2015 - First Quarter Update
Since January 2014, Livability has
1. successfully delivered training that have supported the development of dementia friendly churches in a range of churches through the UK, including a four day training programme the Diocese of Blackburn (Church of England).
2. Gained 350 new Dementia Friends with support from the Alzheimer's Society at Greenbelt Christian Arts Festival.
2014 - First Quarter Update
Train existing and future employees of Livability as Dementia Friends and offer this training to other Christian organisations.
All employees at Livability's London headquarters will be invited to become a Dementia Friend. Dementia Friends training will be offered by Dementia Champions employed by Livability and made available within work time. It is anticipated that the resulting Dementia Friends will gain an increased awareness and knowledge about people with dementia and will increase the capacity of Livability to develop dementia friendly practice.
2014 - First Quarter Update
Work with other Christians to integrate DAA outcomes within a theological approach towards people with dementia and their support that will offer churches a rationale to engage, support and contribute towards creating dementia friendly communities.
Many people with dementia have had past contact with churches through christenings, weddings and funerals. These contacts often constitute a significant place in their biography and memory. While some churches have small congregations, many of the most lively and committed churches have large, young congregations. These churches offer a significant potential resource to the local community and once mobilised and trained, offer an important and significant group that can engage with and contribute to the development of a dementia friendly community.

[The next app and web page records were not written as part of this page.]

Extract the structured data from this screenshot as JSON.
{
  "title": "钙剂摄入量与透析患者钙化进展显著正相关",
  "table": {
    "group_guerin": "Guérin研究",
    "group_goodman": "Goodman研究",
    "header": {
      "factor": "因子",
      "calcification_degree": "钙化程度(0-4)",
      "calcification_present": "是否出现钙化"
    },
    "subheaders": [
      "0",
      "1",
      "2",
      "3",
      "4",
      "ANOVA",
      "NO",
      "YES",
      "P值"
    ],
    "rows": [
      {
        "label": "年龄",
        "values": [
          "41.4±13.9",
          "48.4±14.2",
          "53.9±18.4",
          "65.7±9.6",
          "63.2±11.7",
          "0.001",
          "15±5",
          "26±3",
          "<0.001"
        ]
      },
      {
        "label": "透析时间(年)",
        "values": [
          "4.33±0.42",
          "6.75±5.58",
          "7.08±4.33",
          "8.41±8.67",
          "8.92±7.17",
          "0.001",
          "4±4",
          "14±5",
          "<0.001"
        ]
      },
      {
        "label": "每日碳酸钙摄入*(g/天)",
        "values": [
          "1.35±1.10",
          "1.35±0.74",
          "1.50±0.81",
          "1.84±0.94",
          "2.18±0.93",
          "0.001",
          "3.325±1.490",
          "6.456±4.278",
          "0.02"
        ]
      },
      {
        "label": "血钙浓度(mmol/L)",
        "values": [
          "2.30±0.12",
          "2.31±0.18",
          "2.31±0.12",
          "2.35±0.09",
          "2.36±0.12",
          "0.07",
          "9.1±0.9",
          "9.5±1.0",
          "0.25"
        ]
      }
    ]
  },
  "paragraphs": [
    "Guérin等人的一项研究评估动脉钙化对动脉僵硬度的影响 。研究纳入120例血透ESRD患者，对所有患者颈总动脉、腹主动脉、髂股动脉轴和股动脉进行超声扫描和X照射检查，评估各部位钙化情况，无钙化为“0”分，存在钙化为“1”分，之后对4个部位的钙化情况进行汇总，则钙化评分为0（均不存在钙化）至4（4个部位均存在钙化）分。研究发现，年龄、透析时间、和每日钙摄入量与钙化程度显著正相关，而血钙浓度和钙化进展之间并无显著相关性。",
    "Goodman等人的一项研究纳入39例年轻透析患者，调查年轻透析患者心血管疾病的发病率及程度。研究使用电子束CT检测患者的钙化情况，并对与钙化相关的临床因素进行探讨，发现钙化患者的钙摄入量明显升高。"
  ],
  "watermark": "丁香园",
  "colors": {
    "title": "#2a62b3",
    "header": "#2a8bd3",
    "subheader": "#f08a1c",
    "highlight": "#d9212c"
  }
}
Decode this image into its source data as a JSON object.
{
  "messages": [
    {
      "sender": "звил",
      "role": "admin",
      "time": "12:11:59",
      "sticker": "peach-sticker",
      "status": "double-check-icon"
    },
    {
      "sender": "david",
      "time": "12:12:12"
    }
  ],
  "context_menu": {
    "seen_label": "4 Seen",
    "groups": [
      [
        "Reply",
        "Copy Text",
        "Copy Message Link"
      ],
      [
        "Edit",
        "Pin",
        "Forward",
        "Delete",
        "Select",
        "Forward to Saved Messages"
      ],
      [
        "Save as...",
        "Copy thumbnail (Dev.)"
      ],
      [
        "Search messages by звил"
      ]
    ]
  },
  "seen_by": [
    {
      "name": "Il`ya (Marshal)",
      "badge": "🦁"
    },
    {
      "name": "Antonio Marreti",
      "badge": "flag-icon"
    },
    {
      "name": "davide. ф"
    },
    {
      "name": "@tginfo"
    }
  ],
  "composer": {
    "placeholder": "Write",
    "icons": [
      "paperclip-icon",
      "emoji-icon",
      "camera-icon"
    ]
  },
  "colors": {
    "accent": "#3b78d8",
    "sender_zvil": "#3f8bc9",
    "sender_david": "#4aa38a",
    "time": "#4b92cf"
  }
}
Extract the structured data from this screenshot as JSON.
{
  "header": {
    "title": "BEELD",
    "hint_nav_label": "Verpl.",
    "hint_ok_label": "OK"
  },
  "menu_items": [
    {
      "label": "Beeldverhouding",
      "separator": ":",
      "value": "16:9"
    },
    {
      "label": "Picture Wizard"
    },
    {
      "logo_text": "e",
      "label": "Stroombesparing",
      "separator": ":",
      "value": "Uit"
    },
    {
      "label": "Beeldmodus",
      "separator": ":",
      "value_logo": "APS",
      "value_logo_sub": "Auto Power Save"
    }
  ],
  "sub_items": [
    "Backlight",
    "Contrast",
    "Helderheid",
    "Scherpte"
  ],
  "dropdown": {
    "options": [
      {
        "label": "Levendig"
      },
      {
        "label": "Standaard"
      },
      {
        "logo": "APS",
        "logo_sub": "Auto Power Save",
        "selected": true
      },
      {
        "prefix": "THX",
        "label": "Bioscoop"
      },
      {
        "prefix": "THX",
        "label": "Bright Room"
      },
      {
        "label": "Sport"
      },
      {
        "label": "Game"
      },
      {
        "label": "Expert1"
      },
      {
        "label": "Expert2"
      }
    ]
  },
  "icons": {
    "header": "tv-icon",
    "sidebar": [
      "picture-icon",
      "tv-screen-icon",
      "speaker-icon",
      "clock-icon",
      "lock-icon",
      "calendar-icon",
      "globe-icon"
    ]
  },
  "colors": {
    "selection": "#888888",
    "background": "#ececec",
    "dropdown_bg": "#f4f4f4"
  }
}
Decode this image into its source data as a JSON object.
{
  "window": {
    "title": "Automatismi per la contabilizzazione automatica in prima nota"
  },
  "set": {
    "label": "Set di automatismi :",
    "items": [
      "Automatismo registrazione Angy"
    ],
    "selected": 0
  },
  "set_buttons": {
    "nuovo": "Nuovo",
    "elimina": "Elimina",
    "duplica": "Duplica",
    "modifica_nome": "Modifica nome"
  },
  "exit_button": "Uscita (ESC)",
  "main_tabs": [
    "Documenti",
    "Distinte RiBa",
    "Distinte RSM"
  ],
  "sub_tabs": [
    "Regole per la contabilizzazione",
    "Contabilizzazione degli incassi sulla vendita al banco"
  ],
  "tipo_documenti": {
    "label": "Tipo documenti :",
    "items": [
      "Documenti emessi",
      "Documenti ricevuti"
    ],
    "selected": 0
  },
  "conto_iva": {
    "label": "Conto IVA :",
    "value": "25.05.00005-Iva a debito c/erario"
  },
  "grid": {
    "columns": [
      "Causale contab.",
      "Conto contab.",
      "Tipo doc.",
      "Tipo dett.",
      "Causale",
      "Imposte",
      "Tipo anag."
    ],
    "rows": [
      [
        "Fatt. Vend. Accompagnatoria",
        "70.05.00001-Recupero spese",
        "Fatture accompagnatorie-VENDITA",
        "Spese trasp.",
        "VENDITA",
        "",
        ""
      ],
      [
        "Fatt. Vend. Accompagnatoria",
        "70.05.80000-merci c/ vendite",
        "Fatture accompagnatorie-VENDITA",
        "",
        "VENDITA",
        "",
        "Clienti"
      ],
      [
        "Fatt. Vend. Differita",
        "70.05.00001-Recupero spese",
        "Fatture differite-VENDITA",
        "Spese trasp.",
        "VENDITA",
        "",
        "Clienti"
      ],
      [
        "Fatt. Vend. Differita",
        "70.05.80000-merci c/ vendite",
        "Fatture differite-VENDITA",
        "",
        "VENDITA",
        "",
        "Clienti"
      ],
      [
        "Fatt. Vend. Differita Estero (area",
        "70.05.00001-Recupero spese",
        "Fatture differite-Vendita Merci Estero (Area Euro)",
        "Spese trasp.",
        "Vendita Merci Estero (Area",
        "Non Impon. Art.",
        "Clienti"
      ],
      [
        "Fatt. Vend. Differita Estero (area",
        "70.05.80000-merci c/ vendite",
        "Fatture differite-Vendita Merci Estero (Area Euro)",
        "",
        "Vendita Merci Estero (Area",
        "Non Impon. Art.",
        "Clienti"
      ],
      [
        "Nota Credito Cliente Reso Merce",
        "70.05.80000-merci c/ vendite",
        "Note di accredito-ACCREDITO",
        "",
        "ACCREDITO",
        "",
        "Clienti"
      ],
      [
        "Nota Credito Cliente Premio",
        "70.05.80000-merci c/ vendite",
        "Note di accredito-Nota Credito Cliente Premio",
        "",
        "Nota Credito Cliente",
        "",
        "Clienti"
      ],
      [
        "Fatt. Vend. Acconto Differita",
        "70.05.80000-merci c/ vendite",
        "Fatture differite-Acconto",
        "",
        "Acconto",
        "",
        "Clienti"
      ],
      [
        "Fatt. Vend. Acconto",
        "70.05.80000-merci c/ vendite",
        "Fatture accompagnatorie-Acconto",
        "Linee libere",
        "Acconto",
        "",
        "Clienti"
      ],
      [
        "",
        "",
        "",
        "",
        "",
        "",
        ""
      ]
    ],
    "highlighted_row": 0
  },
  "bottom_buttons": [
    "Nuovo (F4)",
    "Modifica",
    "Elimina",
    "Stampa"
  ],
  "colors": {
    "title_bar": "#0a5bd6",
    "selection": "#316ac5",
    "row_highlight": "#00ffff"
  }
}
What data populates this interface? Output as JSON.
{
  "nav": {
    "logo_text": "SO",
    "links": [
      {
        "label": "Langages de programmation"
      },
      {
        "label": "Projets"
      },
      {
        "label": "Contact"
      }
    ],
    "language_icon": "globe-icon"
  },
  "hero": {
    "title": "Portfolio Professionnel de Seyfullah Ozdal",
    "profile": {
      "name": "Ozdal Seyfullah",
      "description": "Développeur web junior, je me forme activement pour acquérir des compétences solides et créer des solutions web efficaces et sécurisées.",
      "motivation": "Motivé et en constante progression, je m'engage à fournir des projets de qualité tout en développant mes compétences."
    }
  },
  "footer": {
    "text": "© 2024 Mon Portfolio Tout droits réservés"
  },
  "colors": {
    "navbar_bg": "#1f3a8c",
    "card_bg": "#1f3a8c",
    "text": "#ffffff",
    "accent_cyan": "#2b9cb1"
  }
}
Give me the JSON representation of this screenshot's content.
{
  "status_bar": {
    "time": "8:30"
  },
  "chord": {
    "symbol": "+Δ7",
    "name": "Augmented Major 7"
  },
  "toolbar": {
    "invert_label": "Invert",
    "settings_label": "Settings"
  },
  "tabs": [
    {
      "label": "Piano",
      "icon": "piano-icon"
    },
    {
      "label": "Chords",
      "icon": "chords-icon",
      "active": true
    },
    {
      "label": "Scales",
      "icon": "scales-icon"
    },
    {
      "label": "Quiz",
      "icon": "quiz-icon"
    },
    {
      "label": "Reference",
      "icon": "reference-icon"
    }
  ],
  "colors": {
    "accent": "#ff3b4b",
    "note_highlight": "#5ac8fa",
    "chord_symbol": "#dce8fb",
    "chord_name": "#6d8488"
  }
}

Livability seeks to develop, with other Christians, a theological framework within which DAA outcomes may be located and are then able to be used as a basis for its engagement with people who have dementia and contribute to the creation of dementia friendly communities.
2014 - First Quarter Update